§ DATASET RECORDS
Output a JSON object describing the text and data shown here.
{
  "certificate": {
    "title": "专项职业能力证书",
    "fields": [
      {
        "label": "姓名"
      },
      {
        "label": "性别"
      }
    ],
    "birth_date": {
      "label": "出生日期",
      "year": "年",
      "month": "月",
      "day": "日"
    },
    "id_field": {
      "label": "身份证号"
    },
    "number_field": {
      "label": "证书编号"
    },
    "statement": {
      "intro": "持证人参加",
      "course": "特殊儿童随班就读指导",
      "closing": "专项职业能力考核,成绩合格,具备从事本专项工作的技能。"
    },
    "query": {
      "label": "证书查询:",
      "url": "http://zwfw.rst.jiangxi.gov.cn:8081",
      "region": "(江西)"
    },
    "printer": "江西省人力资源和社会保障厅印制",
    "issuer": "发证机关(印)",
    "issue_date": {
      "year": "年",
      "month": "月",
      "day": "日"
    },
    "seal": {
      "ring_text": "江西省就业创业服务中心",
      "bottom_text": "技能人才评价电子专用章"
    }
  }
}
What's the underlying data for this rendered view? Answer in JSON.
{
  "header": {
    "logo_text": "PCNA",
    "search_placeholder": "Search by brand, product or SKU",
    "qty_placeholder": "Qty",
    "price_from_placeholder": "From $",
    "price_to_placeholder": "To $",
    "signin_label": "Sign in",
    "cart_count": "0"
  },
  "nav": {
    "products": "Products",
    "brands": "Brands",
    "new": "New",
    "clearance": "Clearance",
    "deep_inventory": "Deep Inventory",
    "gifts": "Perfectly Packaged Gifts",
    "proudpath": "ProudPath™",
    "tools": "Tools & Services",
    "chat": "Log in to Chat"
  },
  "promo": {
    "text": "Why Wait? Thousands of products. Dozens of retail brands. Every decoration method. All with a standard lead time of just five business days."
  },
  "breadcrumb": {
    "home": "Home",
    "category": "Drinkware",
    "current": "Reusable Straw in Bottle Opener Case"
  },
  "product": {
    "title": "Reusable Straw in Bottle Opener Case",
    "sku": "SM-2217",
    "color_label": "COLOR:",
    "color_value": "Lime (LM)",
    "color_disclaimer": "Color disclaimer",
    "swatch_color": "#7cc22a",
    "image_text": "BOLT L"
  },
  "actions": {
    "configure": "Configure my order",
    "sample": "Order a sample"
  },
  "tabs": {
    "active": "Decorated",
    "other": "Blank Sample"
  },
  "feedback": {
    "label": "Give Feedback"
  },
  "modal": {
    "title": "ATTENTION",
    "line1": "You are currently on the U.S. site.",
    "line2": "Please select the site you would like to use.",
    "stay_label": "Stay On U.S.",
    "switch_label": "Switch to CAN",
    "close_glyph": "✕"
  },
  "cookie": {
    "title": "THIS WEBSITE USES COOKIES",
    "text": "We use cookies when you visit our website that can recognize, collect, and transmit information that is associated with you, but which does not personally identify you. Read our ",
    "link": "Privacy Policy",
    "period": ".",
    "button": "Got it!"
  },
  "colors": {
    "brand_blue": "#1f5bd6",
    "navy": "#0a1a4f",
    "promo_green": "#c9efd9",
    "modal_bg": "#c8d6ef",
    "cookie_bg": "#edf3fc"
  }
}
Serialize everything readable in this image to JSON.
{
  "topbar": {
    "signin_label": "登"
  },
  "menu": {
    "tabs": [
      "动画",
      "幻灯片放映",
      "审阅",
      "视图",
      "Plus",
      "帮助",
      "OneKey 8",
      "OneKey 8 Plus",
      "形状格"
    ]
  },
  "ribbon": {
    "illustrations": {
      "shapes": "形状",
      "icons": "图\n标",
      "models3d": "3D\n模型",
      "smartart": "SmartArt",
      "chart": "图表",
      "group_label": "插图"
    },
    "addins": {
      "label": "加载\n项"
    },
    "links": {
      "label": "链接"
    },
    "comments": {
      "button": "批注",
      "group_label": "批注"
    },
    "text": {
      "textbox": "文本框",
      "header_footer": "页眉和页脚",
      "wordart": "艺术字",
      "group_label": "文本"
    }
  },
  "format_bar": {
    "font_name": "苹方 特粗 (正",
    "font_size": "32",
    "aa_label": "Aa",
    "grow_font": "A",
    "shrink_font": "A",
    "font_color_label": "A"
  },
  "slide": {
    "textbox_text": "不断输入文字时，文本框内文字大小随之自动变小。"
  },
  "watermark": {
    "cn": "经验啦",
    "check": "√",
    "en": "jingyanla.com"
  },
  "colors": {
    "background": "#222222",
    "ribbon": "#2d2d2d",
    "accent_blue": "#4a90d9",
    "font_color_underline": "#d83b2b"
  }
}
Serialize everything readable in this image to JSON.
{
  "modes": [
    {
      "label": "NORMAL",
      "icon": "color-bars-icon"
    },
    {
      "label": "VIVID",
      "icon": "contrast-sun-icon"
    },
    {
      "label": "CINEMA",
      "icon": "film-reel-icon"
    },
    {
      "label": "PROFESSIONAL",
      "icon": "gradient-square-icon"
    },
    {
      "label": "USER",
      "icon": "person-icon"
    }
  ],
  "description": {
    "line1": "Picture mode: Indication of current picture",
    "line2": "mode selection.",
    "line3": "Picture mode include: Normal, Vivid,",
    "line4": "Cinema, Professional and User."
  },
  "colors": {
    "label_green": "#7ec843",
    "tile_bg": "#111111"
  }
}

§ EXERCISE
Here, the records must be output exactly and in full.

§ WRITTEN ANSWER
Output a JSON object describing the text and data shown here.
{
  "certificate": {
    "title": "专项职业能力证书",
    "fields": [
      {
        "label": "姓名"
      },
      {
        "label": "性别"
      }
    ],
    "birth_date": {
      "label": "出生日期",
      "year": "年",
      "month": "月",
      "day": "日"
    },
    "id_field": {
      "label": "身份证号"
    },
    "number_field": {
      "label": "证书编号"
    },
    "statement": {
      "intro": "持证人参加",
      "course": "特殊儿童随班就读指导",
      "closing": "专项职业能力考核,成绩合格,具备从事本专项工作的技能。"
    },
    "query": {
      "label": "证书查询:",
      "url": "http://zwfw.rst.jiangxi.gov.cn:8081",
      "region": "(江西)"
    },
    "printer": "江西省人力资源和社会保障厅印制",
    "issuer": "发证机关(印)",
    "issue_date": {
      "year": "年",
      "month": "月",
      "day": "日"
    },
    "seal": {
      "ring_text": "江西省就业创业服务中心",
      "bottom_text": "技能人才评价电子专用章"
    }
  }
}
What's the underlying data for this rendered view? Answer in JSON.
{
  "header": {
    "logo_text": "PCNA",
    "search_placeholder": "Search by brand, product or SKU",
    "qty_placeholder": "Qty",
    "price_from_placeholder": "From $",
    "price_to_placeholder": "To $",
    "signin_label": "Sign in",
    "cart_count": "0"
  },
  "nav": {
    "products": "Products",
    "brands": "Brands",
    "new": "New",
    "clearance": "Clearance",
    "deep_inventory": "Deep Inventory",
    "gifts": "Perfectly Packaged Gifts",
    "proudpath": "ProudPath™",
    "tools": "Tools & Services",
    "chat": "Log in to Chat"
  },
  "promo": {
    "text": "Why Wait? Thousands of products. Dozens of retail brands. Every decoration method. All with a standard lead time of just five business days."
  },
  "breadcrumb": {
    "home": "Home",
    "category": "Drinkware",
    "current": "Reusable Straw in Bottle Opener Case"
  },
  "product": {
    "title": "Reusable Straw in Bottle Opener Case",
    "sku": "SM-2217",
    "color_label": "COLOR:",
    "color_value": "Lime (LM)",
    "color_disclaimer": "Color disclaimer",
    "swatch_color": "#7cc22a",
    "image_text": "BOLT L"
  },
  "actions": {
    "configure": "Configure my order",
    "sample": "Order a sample"
  },
  "tabs": {
    "active": "Decorated",
    "other": "Blank Sample"
  },
  "feedback": {
    "label": "Give Feedback"
  },
  "modal": {
    "title": "ATTENTION",
    "line1": "You are currently on the U.S. site.",
    "line2": "Please select the site you would like to use.",
    "stay_label": "Stay On U.S.",
    "switch_label": "Switch to CAN",
    "close_glyph": "✕"
  },
  "cookie": {
    "title": "THIS WEBSITE USES COOKIES",
    "text": "We use cookies when you visit our website that can recognize, collect, and transmit information that is associated with you, but which does not personally identify you. Read our ",
    "link": "Privacy Policy",
    "period": ".",
    "button": "Got it!"
  },
  "colors": {
    "brand_blue": "#1f5bd6",
    "navy": "#0a1a4f",
    "promo_green": "#c9efd9",
    "modal_bg": "#c8d6ef",
    "cookie_bg": "#edf3fc"
  }
}
Serialize everything readable in this image to JSON.
{
  "topbar": {
    "signin_label": "登"
  },
  "menu": {
    "tabs": [
      "动画",
      "幻灯片放映",
      "审阅",
      "视图",
      "Plus",
      "帮助",
      "OneKey 8",
      "OneKey 8 Plus",
      "形状格"
    ]
  },
  "ribbon": {
    "illustrations": {
      "shapes": "形状",
      "icons": "图\n标",
      "models3d": "3D\n模型",
      "smartart": "SmartArt",
      "chart": "图表",
      "group_label": "插图"
    },
    "addins": {
      "label": "加载\n项"
    },
    "links": {
      "label": "链接"
    },
    "comments": {
      "button": "批注",
      "group_label": "批注"
    },
    "text": {
      "textbox": "文本框",
      "header_footer": "页眉和页脚",
      "wordart": "艺术字",
      "group_label": "文本"
    }
  },
  "format_bar": {
    "font_name": "苹方 特粗 (正",
    "font_size": "32",
    "aa_label": "Aa",
    "grow_font": "A",
    "shrink_font": "A",
    "font_color_label": "A"
  },
  "slide": {
    "textbox_text": "不断输入文字时，文本框内文字大小随之自动变小。"
  },
  "watermark": {
    "cn": "经验啦",
    "check": "√",
    "en": "jingyanla.com"
  },
  "colors": {
    "background": "#222222",
    "ribbon": "#2d2d2d",
    "accent_blue": "#4a90d9",
    "font_color_underline": "#d83b2b"
  }
}
Serialize everything readable in this image to JSON.
{
  "modes": [
    {
      "label": "NORMAL",
      "icon": "color-bars-icon"
    },
    {
      "label": "VIVID",
      "icon": "contrast-sun-icon"
    },
    {
      "label": "CINEMA",
      "icon": "film-reel-icon"
    },
    {
      "label": "PROFESSIONAL",
      "icon": "gradient-square-icon"
    },
    {
      "label": "USER",
      "icon": "person-icon"
    }
  ],
  "description": {
    "line1": "Picture mode: Indication of current picture",
    "line2": "mode selection.",
    "line3": "Picture mode include: Normal, Vivid,",
    "line4": "Cinema, Professional and User."
  },
  "colors": {
    "label_green": "#7ec843",
    "tile_bg": "#111111"
  }
}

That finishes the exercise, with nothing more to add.